--- RECORDS FOR THIS TASK Enclosed Below ---

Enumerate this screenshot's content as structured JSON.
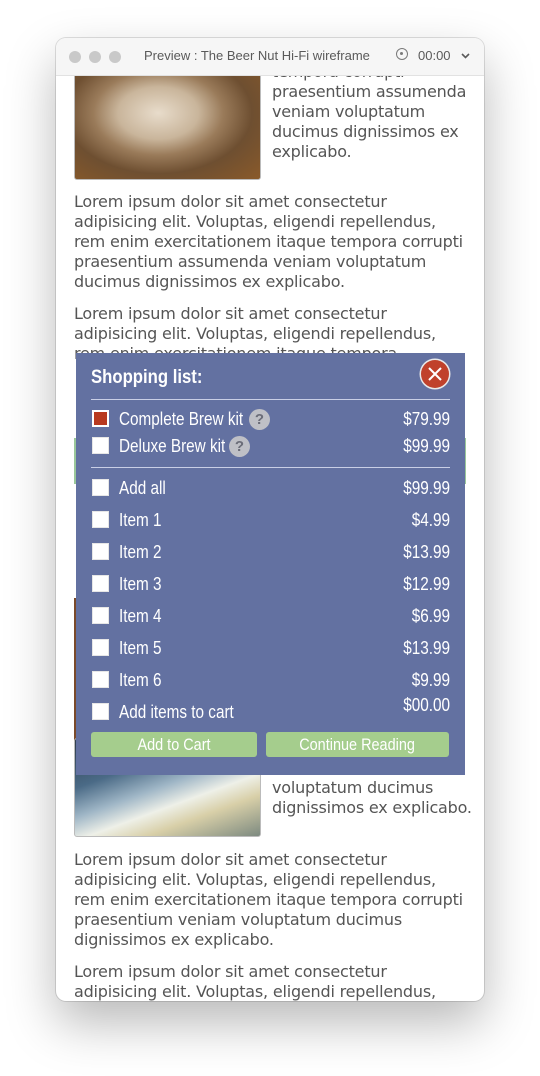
{
  "window": {
    "title": "Preview : The Beer Nut Hi-Fi wireframe",
    "timer": "00:00"
  },
  "article": {
    "side_text_1": "tempora corrupti praesentium assumenda veniam voluptatum ducimus dignissimos ex explicabo.",
    "para_1": "Lorem ipsum dolor sit amet consectetur adipisicing elit. Voluptas, eligendi repellendus, rem enim exercitationem itaque tempora corrupti praesentium assumenda veniam voluptatum ducimus dignissimos ex explicabo.",
    "para_2": "Lorem ipsum dolor sit amet consectetur adipisicing elit. Voluptas, eligendi repellendus, rem enim exercitationem itaque tempora",
    "side_text_2": "voluptatum ducimus dignissimos ex explicabo.",
    "para_3": "Lorem ipsum dolor sit amet consectetur adipisicing elit. Voluptas, eligendi repellendus, rem enim exercitationem itaque tempora corrupti praesentium veniam voluptatum ducimus dignissimos ex explicabo.",
    "para_4": "Lorem ipsum dolor sit amet consectetur adipisicing elit. Voluptas, eligendi repellendus,"
  },
  "modal": {
    "title": "Shopping list:",
    "kits": [
      {
        "label": "Complete Brew kit",
        "price": "$79.99",
        "checked": true,
        "help": "?"
      },
      {
        "label": "Deluxe Brew kit",
        "price": "$99.99",
        "checked": false,
        "help": "?"
      }
    ],
    "items": [
      {
        "label": "Add all",
        "price": "$99.99"
      },
      {
        "label": "Item 1",
        "price": "$4.99"
      },
      {
        "label": "Item 2",
        "price": "$13.99"
      },
      {
        "label": "Item 3",
        "price": "$12.99"
      },
      {
        "label": "Item 4",
        "price": "$6.99"
      },
      {
        "label": "Item 5",
        "price": "$13.99"
      },
      {
        "label": "Item 6",
        "price": "$9.99"
      },
      {
        "label": "Add items to cart",
        "price": "$00.00"
      }
    ],
    "add_to_cart": "Add to Cart",
    "continue_reading": "Continue Reading"
  },
  "colors": {
    "modal_bg": "#6371a1",
    "close_button": "#c0412b",
    "checked_box": "#b8391f",
    "action_button": "#a5cd8d"
  }
}
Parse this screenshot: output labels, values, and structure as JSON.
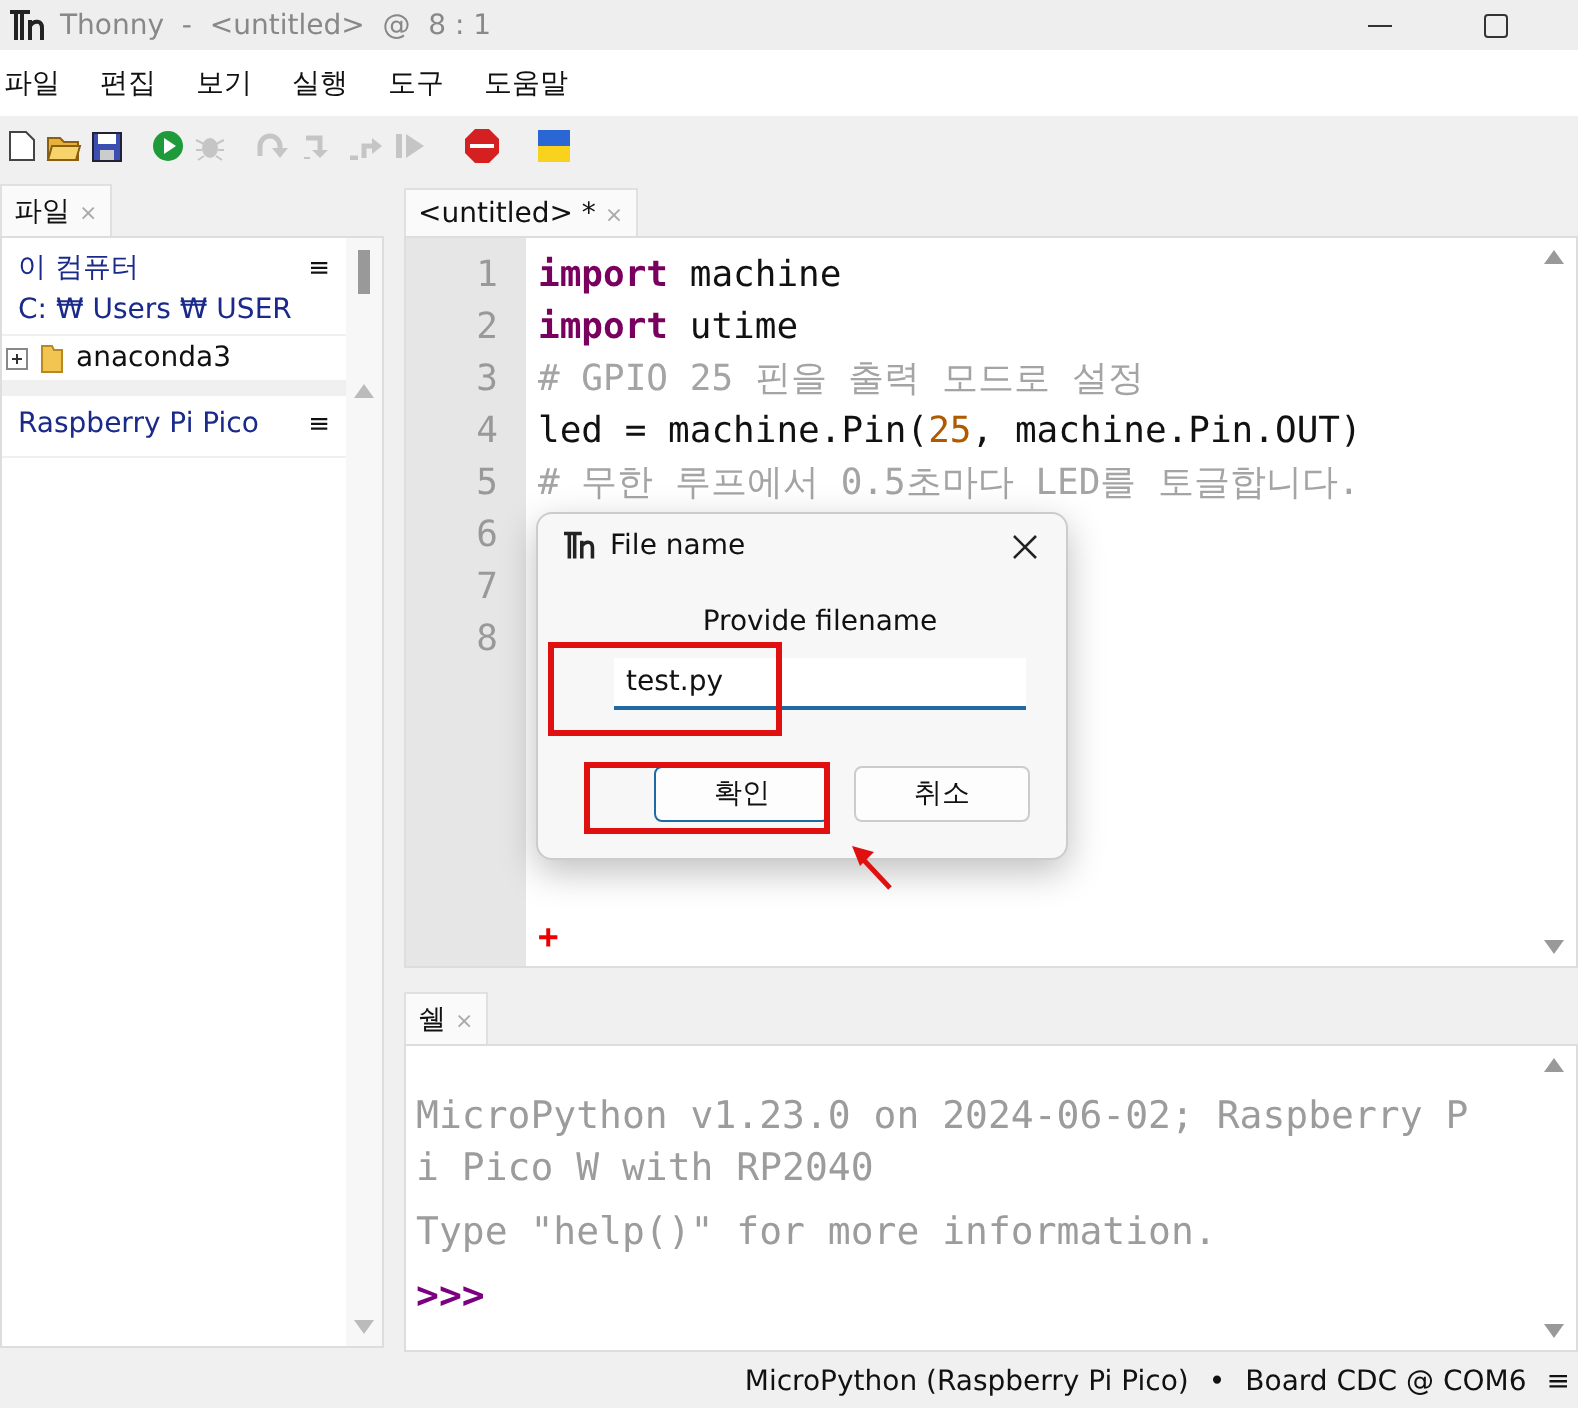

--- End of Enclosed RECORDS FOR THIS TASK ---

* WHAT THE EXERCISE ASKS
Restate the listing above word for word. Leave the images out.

* TASK RESULT
Enumerate this screenshot's content as structured JSON.
{
  "window": {
    "title": "Preview : The Beer Nut Hi-Fi wireframe",
    "timer": "00:00"
  },
  "article": {
    "side_text_1": "tempora corrupti praesentium assumenda veniam voluptatum ducimus dignissimos ex explicabo.",
    "para_1": "Lorem ipsum dolor sit amet consectetur adipisicing elit. Voluptas, eligendi repellendus, rem enim exercitationem itaque tempora corrupti praesentium assumenda veniam voluptatum ducimus dignissimos ex explicabo.",
    "para_2": "Lorem ipsum dolor sit amet consectetur adipisicing elit. Voluptas, eligendi repellendus, rem enim exercitationem itaque tempora",
    "side_text_2": "voluptatum ducimus dignissimos ex explicabo.",
    "para_3": "Lorem ipsum dolor sit amet consectetur adipisicing elit. Voluptas, eligendi repellendus, rem enim exercitationem itaque tempora corrupti praesentium veniam voluptatum ducimus dignissimos ex explicabo.",
    "para_4": "Lorem ipsum dolor sit amet consectetur adipisicing elit. Voluptas, eligendi repellendus,"
  },
  "modal": {
    "title": "Shopping list:",
    "kits": [
      {
        "label": "Complete Brew kit",
        "price": "$79.99",
        "checked": true,
        "help": "?"
      },
      {
        "label": "Deluxe Brew kit",
        "price": "$99.99",
        "checked": false,
        "help": "?"
      }
    ],
    "items": [
      {
        "label": "Add all",
        "price": "$99.99"
      },
      {
        "label": "Item 1",
        "price": "$4.99"
      },
      {
        "label": "Item 2",
        "price": "$13.99"
      },
      {
        "label": "Item 3",
        "price": "$12.99"
      },
      {
        "label": "Item 4",
        "price": "$6.99"
      },
      {
        "label": "Item 5",
        "price": "$13.99"
      },
      {
        "label": "Item 6",
        "price": "$9.99"
      },
      {
        "label": "Add items to cart",
        "price": "$00.00"
      }
    ],
    "add_to_cart": "Add to Cart",
    "continue_reading": "Continue Reading"
  },
  "colors": {
    "modal_bg": "#6371a1",
    "close_button": "#c0412b",
    "checked_box": "#b8391f",
    "action_button": "#a5cd8d"
  }
}
Parse this screenshot: output labels, values, and structure as JSON.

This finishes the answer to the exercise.